By now, we don't even have an instrument that can help us to find and analyze the subatomic particles present inside the atom. All the data we have today regarding the number of subatomic particles is mainly based on mathematical equations and scientific theories.

Thus, to find the numbers of subatomic particles present inside an atom, you can use some formulas. For example, the number of protons (atomic number) is always equal to that of the number of electrons revolving around the nucleus. Thus, if you find the atomic number, you can predict the number of electrons.

Similarly, the formula to calculate the atomic mass of an atom is as follows

Atomic mass = number of protons + number of neutrons

Thus, if you know the atomic mass, you can predict the number of both protons and neutrons by rearranging the balanced equation a little bit. Besides this, you can also calculate the number of neutrons by subtracting the mass number from the atomic number of a given atom.

So we hope you have liked our great article. Here we have undertsand all about the different smallest particles even smaller than an atom.
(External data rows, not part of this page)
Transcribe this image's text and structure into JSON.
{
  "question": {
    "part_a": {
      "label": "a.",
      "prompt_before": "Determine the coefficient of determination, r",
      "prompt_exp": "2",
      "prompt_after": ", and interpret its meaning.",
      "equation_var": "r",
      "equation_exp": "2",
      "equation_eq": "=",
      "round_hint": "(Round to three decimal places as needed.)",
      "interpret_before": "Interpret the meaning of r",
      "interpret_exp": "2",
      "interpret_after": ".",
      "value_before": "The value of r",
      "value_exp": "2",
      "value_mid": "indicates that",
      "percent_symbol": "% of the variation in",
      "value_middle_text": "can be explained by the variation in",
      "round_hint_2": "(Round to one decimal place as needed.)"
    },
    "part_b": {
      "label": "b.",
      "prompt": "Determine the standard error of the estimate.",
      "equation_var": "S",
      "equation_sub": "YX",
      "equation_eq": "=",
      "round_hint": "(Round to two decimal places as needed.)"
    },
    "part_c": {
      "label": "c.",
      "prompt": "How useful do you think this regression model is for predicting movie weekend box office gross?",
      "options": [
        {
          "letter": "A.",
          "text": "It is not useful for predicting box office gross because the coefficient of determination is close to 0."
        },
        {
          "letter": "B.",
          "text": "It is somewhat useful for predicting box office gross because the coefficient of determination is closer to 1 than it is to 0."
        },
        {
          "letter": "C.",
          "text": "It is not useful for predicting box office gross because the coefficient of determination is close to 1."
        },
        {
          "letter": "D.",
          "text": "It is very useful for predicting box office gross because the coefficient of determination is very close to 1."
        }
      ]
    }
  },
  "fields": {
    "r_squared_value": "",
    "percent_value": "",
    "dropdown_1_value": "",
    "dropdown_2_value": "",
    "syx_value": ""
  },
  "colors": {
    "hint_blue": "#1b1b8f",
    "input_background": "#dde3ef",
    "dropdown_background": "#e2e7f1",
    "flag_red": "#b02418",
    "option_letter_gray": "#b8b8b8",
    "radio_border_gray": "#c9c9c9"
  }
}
You can also try balance equations calculator for balancing the chemical equations online with us.